[EXERCISE PROMPT]
Your response should consist of every record, exactly as given.

Page and application data records
────────────────
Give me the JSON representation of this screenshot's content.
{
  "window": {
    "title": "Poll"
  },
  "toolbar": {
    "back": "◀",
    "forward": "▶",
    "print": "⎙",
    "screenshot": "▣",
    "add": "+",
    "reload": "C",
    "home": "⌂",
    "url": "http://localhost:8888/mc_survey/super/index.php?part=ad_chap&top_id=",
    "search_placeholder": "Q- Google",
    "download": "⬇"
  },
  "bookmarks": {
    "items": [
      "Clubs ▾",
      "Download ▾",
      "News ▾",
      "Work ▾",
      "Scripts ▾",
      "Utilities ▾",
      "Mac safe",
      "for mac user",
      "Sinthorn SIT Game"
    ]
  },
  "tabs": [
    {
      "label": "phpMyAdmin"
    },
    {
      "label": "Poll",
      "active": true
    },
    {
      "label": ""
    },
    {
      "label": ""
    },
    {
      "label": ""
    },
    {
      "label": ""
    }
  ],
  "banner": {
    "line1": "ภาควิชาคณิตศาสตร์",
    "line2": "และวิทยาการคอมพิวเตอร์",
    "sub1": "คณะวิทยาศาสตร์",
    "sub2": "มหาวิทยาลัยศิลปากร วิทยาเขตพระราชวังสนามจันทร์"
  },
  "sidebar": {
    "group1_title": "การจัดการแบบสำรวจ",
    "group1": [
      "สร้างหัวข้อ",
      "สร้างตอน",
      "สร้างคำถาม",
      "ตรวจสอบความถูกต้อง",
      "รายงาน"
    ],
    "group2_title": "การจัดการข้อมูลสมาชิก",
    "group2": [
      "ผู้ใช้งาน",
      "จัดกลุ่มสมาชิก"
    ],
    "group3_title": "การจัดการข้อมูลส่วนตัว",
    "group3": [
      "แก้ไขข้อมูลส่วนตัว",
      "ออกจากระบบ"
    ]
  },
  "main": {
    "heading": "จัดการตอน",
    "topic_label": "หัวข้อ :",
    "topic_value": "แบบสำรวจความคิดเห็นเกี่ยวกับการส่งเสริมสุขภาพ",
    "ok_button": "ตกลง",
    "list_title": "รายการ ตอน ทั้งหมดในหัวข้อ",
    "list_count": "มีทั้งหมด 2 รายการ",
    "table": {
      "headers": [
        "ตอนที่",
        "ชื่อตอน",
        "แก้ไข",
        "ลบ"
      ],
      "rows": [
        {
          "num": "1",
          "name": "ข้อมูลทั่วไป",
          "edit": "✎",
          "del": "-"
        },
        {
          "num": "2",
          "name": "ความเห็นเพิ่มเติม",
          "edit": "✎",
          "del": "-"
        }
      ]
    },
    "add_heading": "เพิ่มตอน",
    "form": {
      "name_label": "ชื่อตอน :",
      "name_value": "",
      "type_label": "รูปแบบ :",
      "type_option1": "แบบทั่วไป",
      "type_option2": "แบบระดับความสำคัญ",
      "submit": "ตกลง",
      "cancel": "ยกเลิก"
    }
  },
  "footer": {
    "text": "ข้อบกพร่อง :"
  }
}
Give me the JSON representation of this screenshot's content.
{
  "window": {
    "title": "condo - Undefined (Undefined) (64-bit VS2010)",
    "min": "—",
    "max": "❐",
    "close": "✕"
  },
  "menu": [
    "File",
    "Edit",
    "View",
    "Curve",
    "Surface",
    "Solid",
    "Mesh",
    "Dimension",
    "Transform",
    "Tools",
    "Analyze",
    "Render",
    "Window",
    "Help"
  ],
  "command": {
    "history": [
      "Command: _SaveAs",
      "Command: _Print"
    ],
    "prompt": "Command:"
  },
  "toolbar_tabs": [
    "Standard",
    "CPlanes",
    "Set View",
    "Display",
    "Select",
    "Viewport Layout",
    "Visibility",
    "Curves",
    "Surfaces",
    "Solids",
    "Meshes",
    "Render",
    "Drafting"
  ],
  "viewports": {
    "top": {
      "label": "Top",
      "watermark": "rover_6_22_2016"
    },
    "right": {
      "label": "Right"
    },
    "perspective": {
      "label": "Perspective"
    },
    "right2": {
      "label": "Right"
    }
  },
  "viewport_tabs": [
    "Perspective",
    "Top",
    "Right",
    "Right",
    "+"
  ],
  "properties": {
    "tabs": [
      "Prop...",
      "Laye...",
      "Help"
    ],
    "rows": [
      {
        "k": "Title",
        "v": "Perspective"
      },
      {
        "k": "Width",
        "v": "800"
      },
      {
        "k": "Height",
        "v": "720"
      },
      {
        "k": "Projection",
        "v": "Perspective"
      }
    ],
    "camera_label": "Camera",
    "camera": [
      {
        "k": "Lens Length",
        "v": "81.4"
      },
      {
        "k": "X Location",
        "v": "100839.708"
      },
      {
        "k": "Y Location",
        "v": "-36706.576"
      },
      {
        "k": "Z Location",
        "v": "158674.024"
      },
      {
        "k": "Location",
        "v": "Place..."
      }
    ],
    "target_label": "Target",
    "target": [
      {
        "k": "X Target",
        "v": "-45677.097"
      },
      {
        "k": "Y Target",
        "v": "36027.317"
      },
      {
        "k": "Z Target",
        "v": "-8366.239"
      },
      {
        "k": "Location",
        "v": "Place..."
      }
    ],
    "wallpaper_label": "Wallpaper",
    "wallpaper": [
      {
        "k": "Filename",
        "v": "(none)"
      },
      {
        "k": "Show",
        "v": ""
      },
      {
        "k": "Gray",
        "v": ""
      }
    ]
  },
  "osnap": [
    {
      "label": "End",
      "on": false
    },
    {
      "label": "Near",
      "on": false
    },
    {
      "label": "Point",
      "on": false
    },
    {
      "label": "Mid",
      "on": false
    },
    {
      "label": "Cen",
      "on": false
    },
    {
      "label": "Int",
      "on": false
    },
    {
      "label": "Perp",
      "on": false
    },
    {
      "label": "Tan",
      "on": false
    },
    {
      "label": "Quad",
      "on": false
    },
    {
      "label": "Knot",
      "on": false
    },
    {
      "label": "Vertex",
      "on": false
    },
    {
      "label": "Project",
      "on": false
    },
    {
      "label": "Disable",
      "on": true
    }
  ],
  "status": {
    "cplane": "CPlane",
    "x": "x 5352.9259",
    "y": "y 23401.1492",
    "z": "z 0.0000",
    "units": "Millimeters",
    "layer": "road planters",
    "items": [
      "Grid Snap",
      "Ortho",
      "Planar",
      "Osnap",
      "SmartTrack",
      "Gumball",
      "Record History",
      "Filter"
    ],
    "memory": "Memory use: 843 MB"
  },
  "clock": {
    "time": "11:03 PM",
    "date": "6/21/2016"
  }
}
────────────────
[ANSWER TO THIS EXERCISE]
Give me the JSON representation of this screenshot's content.
{
  "window": {
    "title": "Poll"
  },
  "toolbar": {
    "back": "◀",
    "forward": "▶",
    "print": "⎙",
    "screenshot": "▣",
    "add": "+",
    "reload": "C",
    "home": "⌂",
    "url": "http://localhost:8888/mc_survey/super/index.php?part=ad_chap&top_id=",
    "search_placeholder": "Q- Google",
    "download": "⬇"
  },
  "bookmarks": {
    "items": [
      "Clubs ▾",
      "Download ▾",
      "News ▾",
      "Work ▾",
      "Scripts ▾",
      "Utilities ▾",
      "Mac safe",
      "for mac user",
      "Sinthorn SIT Game"
    ]
  },
  "tabs": [
    {
      "label": "phpMyAdmin"
    },
    {
      "label": "Poll",
      "active": true
    },
    {
      "label": ""
    },
    {
      "label": ""
    },
    {
      "label": ""
    },
    {
      "label": ""
    }
  ],
  "banner": {
    "line1": "ภาควิชาคณิตศาสตร์",
    "line2": "และวิทยาการคอมพิวเตอร์",
    "sub1": "คณะวิทยาศาสตร์",
    "sub2": "มหาวิทยาลัยศิลปากร วิทยาเขตพระราชวังสนามจันทร์"
  },
  "sidebar": {
    "group1_title": "การจัดการแบบสำรวจ",
    "group1": [
      "สร้างหัวข้อ",
      "สร้างตอน",
      "สร้างคำถาม",
      "ตรวจสอบความถูกต้อง",
      "รายงาน"
    ],
    "group2_title": "การจัดการข้อมูลสมาชิก",
    "group2": [
      "ผู้ใช้งาน",
      "จัดกลุ่มสมาชิก"
    ],
    "group3_title": "การจัดการข้อมูลส่วนตัว",
    "group3": [
      "แก้ไขข้อมูลส่วนตัว",
      "ออกจากระบบ"
    ]
  },
  "main": {
    "heading": "จัดการตอน",
    "topic_label": "หัวข้อ :",
    "topic_value": "แบบสำรวจความคิดเห็นเกี่ยวกับการส่งเสริมสุขภาพ",
    "ok_button": "ตกลง",
    "list_title": "รายการ ตอน ทั้งหมดในหัวข้อ",
    "list_count": "มีทั้งหมด 2 รายการ",
    "table": {
      "headers": [
        "ตอนที่",
        "ชื่อตอน",
        "แก้ไข",
        "ลบ"
      ],
      "rows": [
        {
          "num": "1",
          "name": "ข้อมูลทั่วไป",
          "edit": "✎",
          "del": "-"
        },
        {
          "num": "2",
          "name": "ความเห็นเพิ่มเติม",
          "edit": "✎",
          "del": "-"
        }
      ]
    },
    "add_heading": "เพิ่มตอน",
    "form": {
      "name_label": "ชื่อตอน :",
      "name_value": "",
      "type_label": "รูปแบบ :",
      "type_option1": "แบบทั่วไป",
      "type_option2": "แบบระดับความสำคัญ",
      "submit": "ตกลง",
      "cancel": "ยกเลิก"
    }
  },
  "footer": {
    "text": "ข้อบกพร่อง :"
  }
}
Give me the JSON representation of this screenshot's content.
{
  "window": {
    "title": "condo - Undefined (Undefined) (64-bit VS2010)",
    "min": "—",
    "max": "❐",
    "close": "✕"
  },
  "menu": [
    "File",
    "Edit",
    "View",
    "Curve",
    "Surface",
    "Solid",
    "Mesh",
    "Dimension",
    "Transform",
    "Tools",
    "Analyze",
    "Render",
    "Window",
    "Help"
  ],
  "command": {
    "history": [
      "Command: _SaveAs",
      "Command: _Print"
    ],
    "prompt": "Command:"
  },
  "toolbar_tabs": [
    "Standard",
    "CPlanes",
    "Set View",
    "Display",
    "Select",
    "Viewport Layout",
    "Visibility",
    "Curves",
    "Surfaces",
    "Solids",
    "Meshes",
    "Render",
    "Drafting"
  ],
  "viewports": {
    "top": {
      "label": "Top",
      "watermark": "rover_6_22_2016"
    },
    "right": {
      "label": "Right"
    },
    "perspective": {
      "label": "Perspective"
    },
    "right2": {
      "label": "Right"
    }
  },
  "viewport_tabs": [
    "Perspective",
    "Top",
    "Right",
    "Right",
    "+"
  ],
  "properties": {
    "tabs": [
      "Prop...",
      "Laye...",
      "Help"
    ],
    "rows": [
      {
        "k": "Title",
        "v": "Perspective"
      },
      {
        "k": "Width",
        "v": "800"
      },
      {
        "k": "Height",
        "v": "720"
      },
      {
        "k": "Projection",
        "v": "Perspective"
      }
    ],
    "camera_label": "Camera",
    "camera": [
      {
        "k": "Lens Length",
        "v": "81.4"
      },
      {
        "k": "X Location",
        "v": "100839.708"
      },
      {
        "k": "Y Location",
        "v": "-36706.576"
      },
      {
        "k": "Z Location",
        "v": "158674.024"
      },
      {
        "k": "Location",
        "v": "Place..."
      }
    ],
    "target_label": "Target",
    "target": [
      {
        "k": "X Target",
        "v": "-45677.097"
      },
      {
        "k": "Y Target",
        "v": "36027.317"
      },
      {
        "k": "Z Target",
        "v": "-8366.239"
      },
      {
        "k": "Location",
        "v": "Place..."
      }
    ],
    "wallpaper_label": "Wallpaper",
    "wallpaper": [
      {
        "k": "Filename",
        "v": "(none)"
      },
      {
        "k": "Show",
        "v": ""
      },
      {
        "k": "Gray",
        "v": ""
      }
    ]
  },
  "osnap": [
    {
      "label": "End",
      "on": false
    },
    {
      "label": "Near",
      "on": false
    },
    {
      "label": "Point",
      "on": false
    },
    {
      "label": "Mid",
      "on": false
    },
    {
      "label": "Cen",
      "on": false
    },
    {
      "label": "Int",
      "on": false
    },
    {
      "label": "Perp",
      "on": false
    },
    {
      "label": "Tan",
      "on": false
    },
    {
      "label": "Quad",
      "on": false
    },
    {
      "label": "Knot",
      "on": false
    },
    {
      "label": "Vertex",
      "on": false
    },
    {
      "label": "Project",
      "on": false
    },
    {
      "label": "Disable",
      "on": true
    }
  ],
  "status": {
    "cplane": "CPlane",
    "x": "x 5352.9259",
    "y": "y 23401.1492",
    "z": "z 0.0000",
    "units": "Millimeters",
    "layer": "road planters",
    "items": [
      "Grid Snap",
      "Ortho",
      "Planar",
      "Osnap",
      "SmartTrack",
      "Gumball",
      "Record History",
      "Filter"
    ],
    "memory": "Memory use: 843 MB"
  },
  "clock": {
    "time": "11:03 PM",
    "date": "6/21/2016"
  }
}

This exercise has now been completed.